To serve students with disabilities more effectively, school leaders need to commit to integrating special education into the instructional and social fabric of the school community, a report from the Center on Reinventing Public Education and the National Center for Special Education in Charter Schools argues.
The report, Seizing the Opportunity: Educating Students With Disabilities in Charter Schools (44 pages, PDF), examined thirty charter middle and high schools serving an average or higher proportion of students with disabilities and identified common factors in the twenty schools in the sample with a successful record of educating those students, based on standardized test outcomes, course enrollment, and/or suspension and expulsion rates. Funded by the Bill & Melinda Gates Foundation, the study found that successful schools are committed to three core principles: trust between schools and families built on caring and productive communication; an orientation toward continuous problem solving to meet individual needs; and a blurring of lines between special education and other students' instructional and social experiences. To reinforce those principles, the schools also have leaders who prioritize special education, strong cultures of mutual respect and solution seeking, robust data and technology systems that support intentional but flexible approaches to teaching, and organizational structures, resource allocation, and tools that facilitate collaboration and information sharing. The report further notes that establishing these principles and conditions is difficult and that maintaining them requires a significant amount of effort and commitment.
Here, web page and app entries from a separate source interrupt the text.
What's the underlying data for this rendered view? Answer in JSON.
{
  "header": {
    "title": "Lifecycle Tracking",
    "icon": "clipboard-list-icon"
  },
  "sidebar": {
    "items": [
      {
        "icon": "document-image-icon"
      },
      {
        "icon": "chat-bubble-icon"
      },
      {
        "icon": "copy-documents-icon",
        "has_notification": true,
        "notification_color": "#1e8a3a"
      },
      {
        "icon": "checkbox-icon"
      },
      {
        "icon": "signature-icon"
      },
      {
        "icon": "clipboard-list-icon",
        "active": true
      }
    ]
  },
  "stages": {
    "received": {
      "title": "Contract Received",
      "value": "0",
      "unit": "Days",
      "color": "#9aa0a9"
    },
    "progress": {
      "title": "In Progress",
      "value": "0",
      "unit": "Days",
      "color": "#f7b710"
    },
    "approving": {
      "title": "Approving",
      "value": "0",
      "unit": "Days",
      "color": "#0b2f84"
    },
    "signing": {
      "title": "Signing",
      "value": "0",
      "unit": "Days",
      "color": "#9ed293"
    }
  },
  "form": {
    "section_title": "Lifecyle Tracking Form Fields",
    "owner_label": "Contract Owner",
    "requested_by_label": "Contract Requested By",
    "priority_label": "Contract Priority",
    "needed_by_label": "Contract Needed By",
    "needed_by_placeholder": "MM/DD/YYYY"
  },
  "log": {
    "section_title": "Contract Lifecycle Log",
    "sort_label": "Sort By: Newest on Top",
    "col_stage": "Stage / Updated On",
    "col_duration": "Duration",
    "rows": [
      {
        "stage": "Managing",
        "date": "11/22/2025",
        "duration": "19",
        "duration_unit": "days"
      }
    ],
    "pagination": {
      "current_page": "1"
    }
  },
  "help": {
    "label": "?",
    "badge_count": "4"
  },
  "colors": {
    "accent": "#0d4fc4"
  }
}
According to the report, the best schools do not treat special education as an isolated program but seamlessly integrate students with unique learning needs into the overall academic and social life of the school. The study also found that high teacher turnover rates and lack of resources limit the delivery of high-quality services, and that even among the most successful schools, balancing rigor with effective accommodation and personalization, as well as planning for the students' lives beyond high school, are a challenge.
"The findings from our study show how school autonomy and coherency give charter schools an inherent opportunity to establish practices that avoid stigmatizing or unnecessarily separating students with disabilities," the report's authors write. "And the findings show how data and individualized solutions in special education can lead to more effective instruction for all students. This should cause us to look harder for ways to create those conditions in district schools. But the findings also show that all public schools — charter and district — have work ahead to realize the potential of every student with unique learning needs and unique abilities."